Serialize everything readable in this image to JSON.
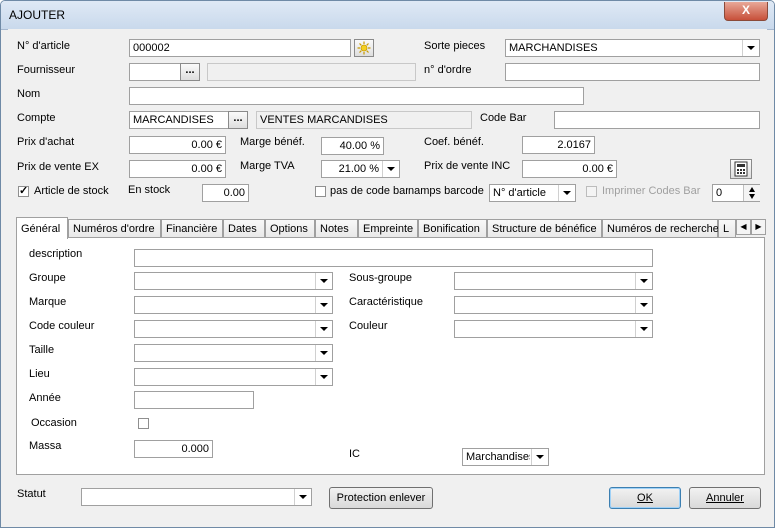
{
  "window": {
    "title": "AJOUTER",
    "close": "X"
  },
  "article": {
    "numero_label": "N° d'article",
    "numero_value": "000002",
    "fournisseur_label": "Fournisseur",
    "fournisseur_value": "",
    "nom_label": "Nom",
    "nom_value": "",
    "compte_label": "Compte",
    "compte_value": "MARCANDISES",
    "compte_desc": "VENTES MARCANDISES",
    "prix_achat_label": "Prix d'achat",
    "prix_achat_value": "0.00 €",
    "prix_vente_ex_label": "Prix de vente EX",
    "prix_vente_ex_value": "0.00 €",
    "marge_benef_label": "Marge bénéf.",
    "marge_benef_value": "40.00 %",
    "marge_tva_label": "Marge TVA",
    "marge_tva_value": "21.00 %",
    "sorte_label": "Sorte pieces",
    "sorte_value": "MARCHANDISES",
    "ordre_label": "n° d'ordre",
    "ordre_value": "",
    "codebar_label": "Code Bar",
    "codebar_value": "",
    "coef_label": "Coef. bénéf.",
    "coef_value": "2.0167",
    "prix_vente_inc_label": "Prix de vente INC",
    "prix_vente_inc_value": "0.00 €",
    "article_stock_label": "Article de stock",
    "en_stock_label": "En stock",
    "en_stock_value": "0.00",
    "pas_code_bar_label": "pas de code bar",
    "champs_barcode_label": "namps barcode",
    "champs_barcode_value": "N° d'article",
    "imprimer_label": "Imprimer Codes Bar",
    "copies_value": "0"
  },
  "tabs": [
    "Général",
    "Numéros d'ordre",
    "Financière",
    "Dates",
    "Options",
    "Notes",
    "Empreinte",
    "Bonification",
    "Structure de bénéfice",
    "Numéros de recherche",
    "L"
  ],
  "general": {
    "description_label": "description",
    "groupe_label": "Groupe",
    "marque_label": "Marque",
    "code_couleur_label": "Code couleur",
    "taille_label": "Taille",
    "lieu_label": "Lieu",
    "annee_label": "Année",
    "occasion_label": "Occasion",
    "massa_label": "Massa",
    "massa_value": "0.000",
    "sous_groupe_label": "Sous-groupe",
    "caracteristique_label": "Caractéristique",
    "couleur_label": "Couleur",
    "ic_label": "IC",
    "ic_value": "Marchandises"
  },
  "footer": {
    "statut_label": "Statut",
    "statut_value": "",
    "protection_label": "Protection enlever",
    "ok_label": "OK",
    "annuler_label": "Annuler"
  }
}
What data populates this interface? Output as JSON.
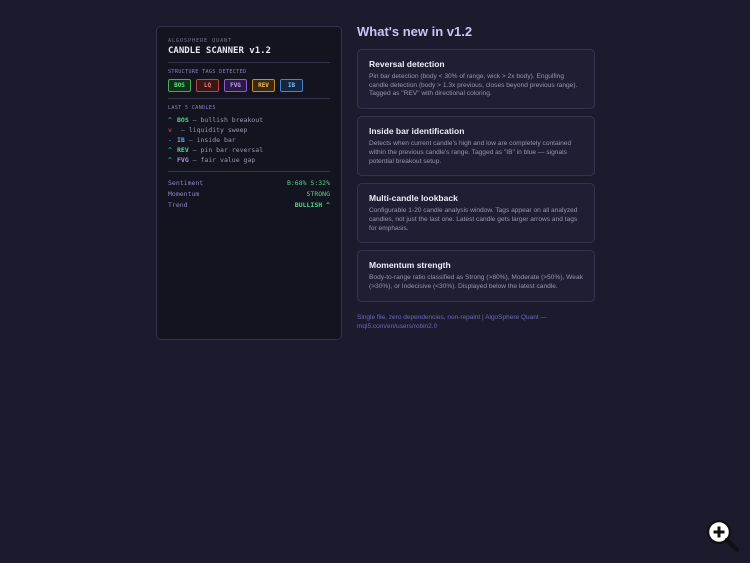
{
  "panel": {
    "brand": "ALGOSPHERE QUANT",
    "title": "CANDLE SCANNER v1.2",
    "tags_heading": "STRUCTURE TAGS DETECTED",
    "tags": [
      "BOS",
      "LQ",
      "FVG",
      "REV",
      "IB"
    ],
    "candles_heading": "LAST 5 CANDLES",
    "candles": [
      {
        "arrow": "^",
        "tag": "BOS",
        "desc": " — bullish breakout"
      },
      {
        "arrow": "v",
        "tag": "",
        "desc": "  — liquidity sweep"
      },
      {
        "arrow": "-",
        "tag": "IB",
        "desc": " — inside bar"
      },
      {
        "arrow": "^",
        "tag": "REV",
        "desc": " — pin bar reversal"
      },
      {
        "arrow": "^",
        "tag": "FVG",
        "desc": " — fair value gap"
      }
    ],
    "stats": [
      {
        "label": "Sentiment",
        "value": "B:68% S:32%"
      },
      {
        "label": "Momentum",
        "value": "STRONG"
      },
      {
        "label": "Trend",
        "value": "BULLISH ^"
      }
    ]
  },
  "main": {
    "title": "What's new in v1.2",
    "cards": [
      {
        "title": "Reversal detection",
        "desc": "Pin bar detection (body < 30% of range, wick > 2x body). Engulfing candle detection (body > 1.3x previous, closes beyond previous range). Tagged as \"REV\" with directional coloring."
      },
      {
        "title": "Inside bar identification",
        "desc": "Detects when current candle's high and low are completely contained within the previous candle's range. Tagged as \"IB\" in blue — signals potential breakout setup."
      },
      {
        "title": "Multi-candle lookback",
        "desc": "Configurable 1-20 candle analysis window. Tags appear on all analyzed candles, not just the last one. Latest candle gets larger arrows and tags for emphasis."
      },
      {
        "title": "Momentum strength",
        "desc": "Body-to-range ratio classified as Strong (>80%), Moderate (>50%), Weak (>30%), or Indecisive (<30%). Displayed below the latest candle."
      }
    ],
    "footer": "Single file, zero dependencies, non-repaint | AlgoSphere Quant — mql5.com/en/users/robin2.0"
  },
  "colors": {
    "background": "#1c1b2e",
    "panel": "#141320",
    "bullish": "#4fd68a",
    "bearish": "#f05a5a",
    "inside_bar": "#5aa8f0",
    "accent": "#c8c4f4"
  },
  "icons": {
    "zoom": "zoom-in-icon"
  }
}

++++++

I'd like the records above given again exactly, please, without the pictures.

### Reply to the task
Serialize everything readable in this image to JSON.
{
  "window": {
    "title": "AJOUTER",
    "close": "X"
  },
  "article": {
    "numero_label": "N° d'article",
    "numero_value": "000002",
    "fournisseur_label": "Fournisseur",
    "fournisseur_value": "",
    "nom_label": "Nom",
    "nom_value": "",
    "compte_label": "Compte",
    "compte_value": "MARCANDISES",
    "compte_desc": "VENTES MARCANDISES",
    "prix_achat_label": "Prix d'achat",
    "prix_achat_value": "0.00 €",
    "prix_vente_ex_label": "Prix de vente EX",
    "prix_vente_ex_value": "0.00 €",
    "marge_benef_label": "Marge bénéf.",
    "marge_benef_value": "40.00 %",
    "marge_tva_label": "Marge TVA",
    "marge_tva_value": "21.00 %",
    "sorte_label": "Sorte pieces",
    "sorte_value": "MARCHANDISES",
    "ordre_label": "n° d'ordre",
    "ordre_value": "",
    "codebar_label": "Code Bar",
    "codebar_value": "",
    "coef_label": "Coef. bénéf.",
    "coef_value": "2.0167",
    "prix_vente_inc_label": "Prix de vente INC",
    "prix_vente_inc_value": "0.00 €",
    "article_stock_label": "Article de stock",
    "en_stock_label": "En stock",
    "en_stock_value": "0.00",
    "pas_code_bar_label": "pas de code bar",
    "champs_barcode_label": "namps barcode",
    "champs_barcode_value": "N° d'article",
    "imprimer_label": "Imprimer Codes Bar",
    "copies_value": "0"
  },
  "tabs": [
    "Général",
    "Numéros d'ordre",
    "Financière",
    "Dates",
    "Options",
    "Notes",
    "Empreinte",
    "Bonification",
    "Structure de bénéfice",
    "Numéros de recherche",
    "L"
  ],
  "general": {
    "description_label": "description",
    "groupe_label": "Groupe",
    "marque_label": "Marque",
    "code_couleur_label": "Code couleur",
    "taille_label": "Taille",
    "lieu_label": "Lieu",
    "annee_label": "Année",
    "occasion_label": "Occasion",
    "massa_label": "Massa",
    "massa_value": "0.000",
    "sous_groupe_label": "Sous-groupe",
    "caracteristique_label": "Caractéristique",
    "couleur_label": "Couleur",
    "ic_label": "IC",
    "ic_value": "Marchandises"
  },
  "footer": {
    "statut_label": "Statut",
    "statut_value": "",
    "protection_label": "Protection enlever",
    "ok_label": "OK",
    "annuler_label": "Annuler"
  }
}
What data populates this interface? Output as JSON.
{
  "panel": {
    "brand": "ALGOSPHERE QUANT",
    "title": "CANDLE SCANNER v1.2",
    "tags_heading": "STRUCTURE TAGS DETECTED",
    "tags": [
      "BOS",
      "LQ",
      "FVG",
      "REV",
      "IB"
    ],
    "candles_heading": "LAST 5 CANDLES",
    "candles": [
      {
        "arrow": "^",
        "tag": "BOS",
        "desc": " — bullish breakout"
      },
      {
        "arrow": "v",
        "tag": "",
        "desc": "  — liquidity sweep"
      },
      {
        "arrow": "-",
        "tag": "IB",
        "desc": " — inside bar"
      },
      {
        "arrow": "^",
        "tag": "REV",
        "desc": " — pin bar reversal"
      },
      {
        "arrow": "^",
        "tag": "FVG",
        "desc": " — fair value gap"
      }
    ],
    "stats": [
      {
        "label": "Sentiment",
        "value": "B:68% S:32%"
      },
      {
        "label": "Momentum",
        "value": "STRONG"
      },
      {
        "label": "Trend",
        "value": "BULLISH ^"
      }
    ]
  },
  "main": {
    "title": "What's new in v1.2",
    "cards": [
      {
        "title": "Reversal detection",
        "desc": "Pin bar detection (body < 30% of range, wick > 2x body). Engulfing candle detection (body > 1.3x previous, closes beyond previous range). Tagged as \"REV\" with directional coloring."
      },
      {
        "title": "Inside bar identification",
        "desc": "Detects when current candle's high and low are completely contained within the previous candle's range. Tagged as \"IB\" in blue — signals potential breakout setup."
      },
      {
        "title": "Multi-candle lookback",
        "desc": "Configurable 1-20 candle analysis window. Tags appear on all analyzed candles, not just the last one. Latest candle gets larger arrows and tags for emphasis."
      },
      {
        "title": "Momentum strength",
        "desc": "Body-to-range ratio classified as Strong (>80%), Moderate (>50%), Weak (>30%), or Indecisive (<30%). Displayed below the latest candle."
      }
    ],
    "footer": "Single file, zero dependencies, non-repaint | AlgoSphere Quant — mql5.com/en/users/robin2.0"
  },
  "colors": {
    "background": "#1c1b2e",
    "panel": "#141320",
    "bullish": "#4fd68a",
    "bearish": "#f05a5a",
    "inside_bar": "#5aa8f0",
    "accent": "#c8c4f4"
  },
  "icons": {
    "zoom": "zoom-in-icon"
  }
}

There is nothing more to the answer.